[Items listed in a dataset]

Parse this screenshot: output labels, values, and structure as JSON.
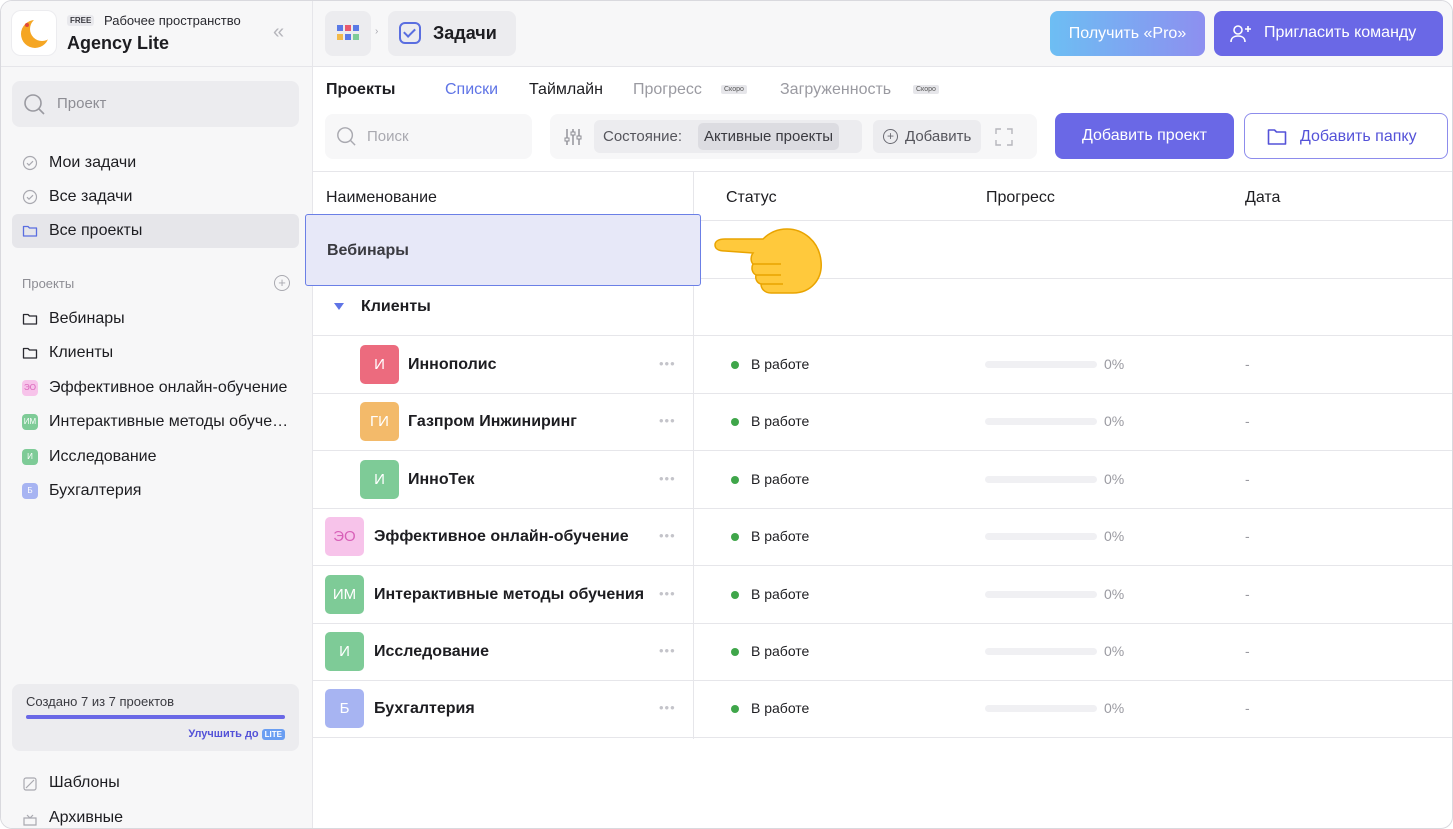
{
  "workspace": {
    "badge": "FREE",
    "subtitle": "Рабочее пространство",
    "name": "Agency Lite"
  },
  "sidebar": {
    "search_placeholder": "Проект",
    "nav": [
      {
        "label": "Мои задачи",
        "icon": "check-circle-icon"
      },
      {
        "label": "Все задачи",
        "icon": "check-circle-icon"
      },
      {
        "label": "Все проекты",
        "icon": "folder-icon",
        "active": true
      }
    ],
    "projects_label": "Проекты",
    "projects": [
      {
        "label": "Вебинары",
        "icon": "folder-icon"
      },
      {
        "label": "Клиенты",
        "icon": "folder-icon"
      },
      {
        "label": "Эффективное онлайн-обучение",
        "abbr": "ЭО",
        "color": "#f3a6dc"
      },
      {
        "label": "Интерактивные методы обучения",
        "abbr": "ИМ",
        "color": "#7ecb97"
      },
      {
        "label": "Исследование",
        "abbr": "И",
        "color": "#7ecb97"
      },
      {
        "label": "Бухгалтерия",
        "abbr": "Б",
        "color": "#a7b4f2"
      }
    ],
    "quota": {
      "text": "Создано 7 из 7 проектов",
      "progress": 1.0,
      "upgrade": "Улучшить до",
      "upgrade_badge": "LITE"
    },
    "bottom": [
      {
        "label": "Шаблоны",
        "icon": "template-icon"
      },
      {
        "label": "Архивные",
        "icon": "archive-icon"
      }
    ]
  },
  "topbar": {
    "current": "Задачи",
    "pro_label": "Получить «Pro»",
    "invite_label": "Пригласить команду"
  },
  "tabs": {
    "projects": "Проекты",
    "lists": "Списки",
    "timeline": "Таймлайн",
    "progress": "Прогресс",
    "workload": "Загруженность",
    "soon": "Скоро"
  },
  "filters": {
    "search_placeholder": "Поиск",
    "state_key": "Состояние:",
    "state_value": "Активные проекты",
    "add_label": "Добавить"
  },
  "actions": {
    "add_project": "Добавить проект",
    "add_folder": "Добавить папку"
  },
  "table": {
    "columns": {
      "name": "Наименование",
      "status": "Статус",
      "progress": "Прогресс",
      "date": "Дата"
    },
    "dragged_row": "Вебинары",
    "group": "Клиенты",
    "rows": [
      {
        "abbr": "И",
        "name": "Иннополис",
        "color": "#ec6b7e",
        "status": "В работе",
        "progress": "0%",
        "date": "-",
        "indent": true
      },
      {
        "abbr": "ГИ",
        "name": "Газпром Инжиниринг",
        "color": "#f3ba6a",
        "status": "В работе",
        "progress": "0%",
        "date": "-",
        "indent": true
      },
      {
        "abbr": "И",
        "name": "ИнноТек",
        "color": "#7ecb97",
        "status": "В работе",
        "progress": "0%",
        "date": "-",
        "indent": true
      },
      {
        "abbr": "ЭО",
        "name": "Эффективное онлайн-обучение",
        "color": "#f7c3ea",
        "text_color": "#d860b8",
        "status": "В работе",
        "progress": "0%",
        "date": "-",
        "indent": false
      },
      {
        "abbr": "ИМ",
        "name": "Интерактивные методы обучения",
        "color": "#7ecb97",
        "status": "В работе",
        "progress": "0%",
        "date": "-",
        "indent": false
      },
      {
        "abbr": "И",
        "name": "Исследование",
        "color": "#7ecb97",
        "status": "В работе",
        "progress": "0%",
        "date": "-",
        "indent": false
      },
      {
        "abbr": "Б",
        "name": "Бухгалтерия",
        "color": "#a7b4f2",
        "status": "В работе",
        "progress": "0%",
        "date": "-",
        "indent": false
      }
    ]
  }
}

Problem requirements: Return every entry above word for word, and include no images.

Answer for this exercise:
Parse this screenshot: output labels, values, and structure as JSON.
{
  "workspace": {
    "badge": "FREE",
    "subtitle": "Рабочее пространство",
    "name": "Agency Lite"
  },
  "sidebar": {
    "search_placeholder": "Проект",
    "nav": [
      {
        "label": "Мои задачи",
        "icon": "check-circle-icon"
      },
      {
        "label": "Все задачи",
        "icon": "check-circle-icon"
      },
      {
        "label": "Все проекты",
        "icon": "folder-icon",
        "active": true
      }
    ],
    "projects_label": "Проекты",
    "projects": [
      {
        "label": "Вебинары",
        "icon": "folder-icon"
      },
      {
        "label": "Клиенты",
        "icon": "folder-icon"
      },
      {
        "label": "Эффективное онлайн-обучение",
        "abbr": "ЭО",
        "color": "#f3a6dc"
      },
      {
        "label": "Интерактивные методы обучения",
        "abbr": "ИМ",
        "color": "#7ecb97"
      },
      {
        "label": "Исследование",
        "abbr": "И",
        "color": "#7ecb97"
      },
      {
        "label": "Бухгалтерия",
        "abbr": "Б",
        "color": "#a7b4f2"
      }
    ],
    "quota": {
      "text": "Создано 7 из 7 проектов",
      "progress": 1.0,
      "upgrade": "Улучшить до",
      "upgrade_badge": "LITE"
    },
    "bottom": [
      {
        "label": "Шаблоны",
        "icon": "template-icon"
      },
      {
        "label": "Архивные",
        "icon": "archive-icon"
      }
    ]
  },
  "topbar": {
    "current": "Задачи",
    "pro_label": "Получить «Pro»",
    "invite_label": "Пригласить команду"
  },
  "tabs": {
    "projects": "Проекты",
    "lists": "Списки",
    "timeline": "Таймлайн",
    "progress": "Прогресс",
    "workload": "Загруженность",
    "soon": "Скоро"
  },
  "filters": {
    "search_placeholder": "Поиск",
    "state_key": "Состояние:",
    "state_value": "Активные проекты",
    "add_label": "Добавить"
  },
  "actions": {
    "add_project": "Добавить проект",
    "add_folder": "Добавить папку"
  },
  "table": {
    "columns": {
      "name": "Наименование",
      "status": "Статус",
      "progress": "Прогресс",
      "date": "Дата"
    },
    "dragged_row": "Вебинары",
    "group": "Клиенты",
    "rows": [
      {
        "abbr": "И",
        "name": "Иннополис",
        "color": "#ec6b7e",
        "status": "В работе",
        "progress": "0%",
        "date": "-",
        "indent": true
      },
      {
        "abbr": "ГИ",
        "name": "Газпром Инжиниринг",
        "color": "#f3ba6a",
        "status": "В работе",
        "progress": "0%",
        "date": "-",
        "indent": true
      },
      {
        "abbr": "И",
        "name": "ИнноТек",
        "color": "#7ecb97",
        "status": "В работе",
        "progress": "0%",
        "date": "-",
        "indent": true
      },
      {
        "abbr": "ЭО",
        "name": "Эффективное онлайн-обучение",
        "color": "#f7c3ea",
        "text_color": "#d860b8",
        "status": "В работе",
        "progress": "0%",
        "date": "-",
        "indent": false
      },
      {
        "abbr": "ИМ",
        "name": "Интерактивные методы обучения",
        "color": "#7ecb97",
        "status": "В работе",
        "progress": "0%",
        "date": "-",
        "indent": false
      },
      {
        "abbr": "И",
        "name": "Исследование",
        "color": "#7ecb97",
        "status": "В работе",
        "progress": "0%",
        "date": "-",
        "indent": false
      },
      {
        "abbr": "Б",
        "name": "Бухгалтерия",
        "color": "#a7b4f2",
        "status": "В работе",
        "progress": "0%",
        "date": "-",
        "indent": false
      }
    ]
  }
}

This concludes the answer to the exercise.